[Data about app and page elements]
[Start of Attachment]

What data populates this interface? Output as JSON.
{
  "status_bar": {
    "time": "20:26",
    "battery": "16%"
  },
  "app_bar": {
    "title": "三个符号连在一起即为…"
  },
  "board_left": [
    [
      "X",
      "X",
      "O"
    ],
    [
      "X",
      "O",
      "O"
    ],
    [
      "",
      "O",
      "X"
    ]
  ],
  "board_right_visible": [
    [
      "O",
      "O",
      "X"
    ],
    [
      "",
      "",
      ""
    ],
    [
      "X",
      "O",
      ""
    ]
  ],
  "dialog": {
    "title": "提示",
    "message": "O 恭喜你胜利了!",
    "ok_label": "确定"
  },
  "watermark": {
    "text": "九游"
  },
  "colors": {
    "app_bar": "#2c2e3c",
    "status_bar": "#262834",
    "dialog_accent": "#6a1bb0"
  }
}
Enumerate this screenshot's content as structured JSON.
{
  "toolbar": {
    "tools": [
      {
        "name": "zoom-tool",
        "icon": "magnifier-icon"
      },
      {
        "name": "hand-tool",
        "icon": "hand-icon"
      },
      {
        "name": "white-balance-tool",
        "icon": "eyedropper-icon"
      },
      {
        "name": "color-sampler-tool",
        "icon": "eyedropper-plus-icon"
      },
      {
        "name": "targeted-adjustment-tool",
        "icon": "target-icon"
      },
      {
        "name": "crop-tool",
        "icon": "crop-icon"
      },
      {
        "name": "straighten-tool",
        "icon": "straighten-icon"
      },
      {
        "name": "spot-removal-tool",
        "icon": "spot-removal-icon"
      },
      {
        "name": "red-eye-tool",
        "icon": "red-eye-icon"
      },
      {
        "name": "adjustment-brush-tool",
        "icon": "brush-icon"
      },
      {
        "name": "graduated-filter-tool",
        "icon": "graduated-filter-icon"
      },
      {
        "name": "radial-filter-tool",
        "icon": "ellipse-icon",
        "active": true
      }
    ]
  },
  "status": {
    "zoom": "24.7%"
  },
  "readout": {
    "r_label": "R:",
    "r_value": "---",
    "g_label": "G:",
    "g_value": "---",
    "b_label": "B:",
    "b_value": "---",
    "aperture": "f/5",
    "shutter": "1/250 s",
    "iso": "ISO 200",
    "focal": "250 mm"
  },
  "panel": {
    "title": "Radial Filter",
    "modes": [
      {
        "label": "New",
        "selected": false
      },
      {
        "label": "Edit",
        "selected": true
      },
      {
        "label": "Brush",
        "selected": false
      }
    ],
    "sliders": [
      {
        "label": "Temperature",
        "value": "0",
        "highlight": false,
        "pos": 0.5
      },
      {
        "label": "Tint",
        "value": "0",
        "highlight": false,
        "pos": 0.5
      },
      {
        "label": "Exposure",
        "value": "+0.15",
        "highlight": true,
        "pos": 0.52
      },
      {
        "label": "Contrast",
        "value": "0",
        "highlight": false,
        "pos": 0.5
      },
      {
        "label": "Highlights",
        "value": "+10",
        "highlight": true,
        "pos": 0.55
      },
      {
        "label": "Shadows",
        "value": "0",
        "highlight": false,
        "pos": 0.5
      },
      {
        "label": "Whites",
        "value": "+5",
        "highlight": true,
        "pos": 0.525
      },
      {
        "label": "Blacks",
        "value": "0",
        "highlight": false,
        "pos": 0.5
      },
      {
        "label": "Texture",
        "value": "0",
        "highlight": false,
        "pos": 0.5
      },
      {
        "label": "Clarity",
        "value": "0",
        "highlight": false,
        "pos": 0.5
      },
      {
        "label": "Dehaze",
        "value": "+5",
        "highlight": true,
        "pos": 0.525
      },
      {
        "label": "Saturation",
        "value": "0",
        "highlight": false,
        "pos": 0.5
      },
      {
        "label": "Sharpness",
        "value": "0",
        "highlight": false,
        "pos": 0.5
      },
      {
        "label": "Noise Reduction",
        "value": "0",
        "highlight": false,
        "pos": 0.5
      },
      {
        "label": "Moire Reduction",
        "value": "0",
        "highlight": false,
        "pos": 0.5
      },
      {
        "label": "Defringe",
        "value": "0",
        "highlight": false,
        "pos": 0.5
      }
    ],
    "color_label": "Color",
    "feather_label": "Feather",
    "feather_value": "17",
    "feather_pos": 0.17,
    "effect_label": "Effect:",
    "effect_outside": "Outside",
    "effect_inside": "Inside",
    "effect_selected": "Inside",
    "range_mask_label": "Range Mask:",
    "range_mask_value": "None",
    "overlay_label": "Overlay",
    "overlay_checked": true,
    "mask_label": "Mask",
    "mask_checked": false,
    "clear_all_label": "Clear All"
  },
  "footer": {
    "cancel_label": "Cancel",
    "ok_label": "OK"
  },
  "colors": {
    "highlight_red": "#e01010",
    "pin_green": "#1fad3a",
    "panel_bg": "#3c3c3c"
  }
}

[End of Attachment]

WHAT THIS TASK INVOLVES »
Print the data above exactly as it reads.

WRITTEN ANSWER »
What data populates this interface? Output as JSON.
{
  "status_bar": {
    "time": "20:26",
    "battery": "16%"
  },
  "app_bar": {
    "title": "三个符号连在一起即为…"
  },
  "board_left": [
    [
      "X",
      "X",
      "O"
    ],
    [
      "X",
      "O",
      "O"
    ],
    [
      "",
      "O",
      "X"
    ]
  ],
  "board_right_visible": [
    [
      "O",
      "O",
      "X"
    ],
    [
      "",
      "",
      ""
    ],
    [
      "X",
      "O",
      ""
    ]
  ],
  "dialog": {
    "title": "提示",
    "message": "O 恭喜你胜利了!",
    "ok_label": "确定"
  },
  "watermark": {
    "text": "九游"
  },
  "colors": {
    "app_bar": "#2c2e3c",
    "status_bar": "#262834",
    "dialog_accent": "#6a1bb0"
  }
}
Enumerate this screenshot's content as structured JSON.
{
  "toolbar": {
    "tools": [
      {
        "name": "zoom-tool",
        "icon": "magnifier-icon"
      },
      {
        "name": "hand-tool",
        "icon": "hand-icon"
      },
      {
        "name": "white-balance-tool",
        "icon": "eyedropper-icon"
      },
      {
        "name": "color-sampler-tool",
        "icon": "eyedropper-plus-icon"
      },
      {
        "name": "targeted-adjustment-tool",
        "icon": "target-icon"
      },
      {
        "name": "crop-tool",
        "icon": "crop-icon"
      },
      {
        "name": "straighten-tool",
        "icon": "straighten-icon"
      },
      {
        "name": "spot-removal-tool",
        "icon": "spot-removal-icon"
      },
      {
        "name": "red-eye-tool",
        "icon": "red-eye-icon"
      },
      {
        "name": "adjustment-brush-tool",
        "icon": "brush-icon"
      },
      {
        "name": "graduated-filter-tool",
        "icon": "graduated-filter-icon"
      },
      {
        "name": "radial-filter-tool",
        "icon": "ellipse-icon",
        "active": true
      }
    ]
  },
  "status": {
    "zoom": "24.7%"
  },
  "readout": {
    "r_label": "R:",
    "r_value": "---",
    "g_label": "G:",
    "g_value": "---",
    "b_label": "B:",
    "b_value": "---",
    "aperture": "f/5",
    "shutter": "1/250 s",
    "iso": "ISO 200",
    "focal": "250 mm"
  },
  "panel": {
    "title": "Radial Filter",
    "modes": [
      {
        "label": "New",
        "selected": false
      },
      {
        "label": "Edit",
        "selected": true
      },
      {
        "label": "Brush",
        "selected": false
      }
    ],
    "sliders": [
      {
        "label": "Temperature",
        "value": "0",
        "highlight": false,
        "pos": 0.5
      },
      {
        "label": "Tint",
        "value": "0",
        "highlight": false,
        "pos": 0.5
      },
      {
        "label": "Exposure",
        "value": "+0.15",
        "highlight": true,
        "pos": 0.52
      },
      {
        "label": "Contrast",
        "value": "0",
        "highlight": false,
        "pos": 0.5
      },
      {
        "label": "Highlights",
        "value": "+10",
        "highlight": true,
        "pos": 0.55
      },
      {
        "label": "Shadows",
        "value": "0",
        "highlight": false,
        "pos": 0.5
      },
      {
        "label": "Whites",
        "value": "+5",
        "highlight": true,
        "pos": 0.525
      },
      {
        "label": "Blacks",
        "value": "0",
        "highlight": false,
        "pos": 0.5
      },
      {
        "label": "Texture",
        "value": "0",
        "highlight": false,
        "pos": 0.5
      },
      {
        "label": "Clarity",
        "value": "0",
        "highlight": false,
        "pos": 0.5
      },
      {
        "label": "Dehaze",
        "value": "+5",
        "highlight": true,
        "pos": 0.525
      },
      {
        "label": "Saturation",
        "value": "0",
        "highlight": false,
        "pos": 0.5
      },
      {
        "label": "Sharpness",
        "value": "0",
        "highlight": false,
        "pos": 0.5
      },
      {
        "label": "Noise Reduction",
        "value": "0",
        "highlight": false,
        "pos": 0.5
      },
      {
        "label": "Moire Reduction",
        "value": "0",
        "highlight": false,
        "pos": 0.5
      },
      {
        "label": "Defringe",
        "value": "0",
        "highlight": false,
        "pos": 0.5
      }
    ],
    "color_label": "Color",
    "feather_label": "Feather",
    "feather_value": "17",
    "feather_pos": 0.17,
    "effect_label": "Effect:",
    "effect_outside": "Outside",
    "effect_inside": "Inside",
    "effect_selected": "Inside",
    "range_mask_label": "Range Mask:",
    "range_mask_value": "None",
    "overlay_label": "Overlay",
    "overlay_checked": true,
    "mask_label": "Mask",
    "mask_checked": false,
    "clear_all_label": "Clear All"
  },
  "footer": {
    "cancel_label": "Cancel",
    "ok_label": "OK"
  },
  "colors": {
    "highlight_red": "#e01010",
    "pin_green": "#1fad3a",
    "panel_bg": "#3c3c3c"
  }
}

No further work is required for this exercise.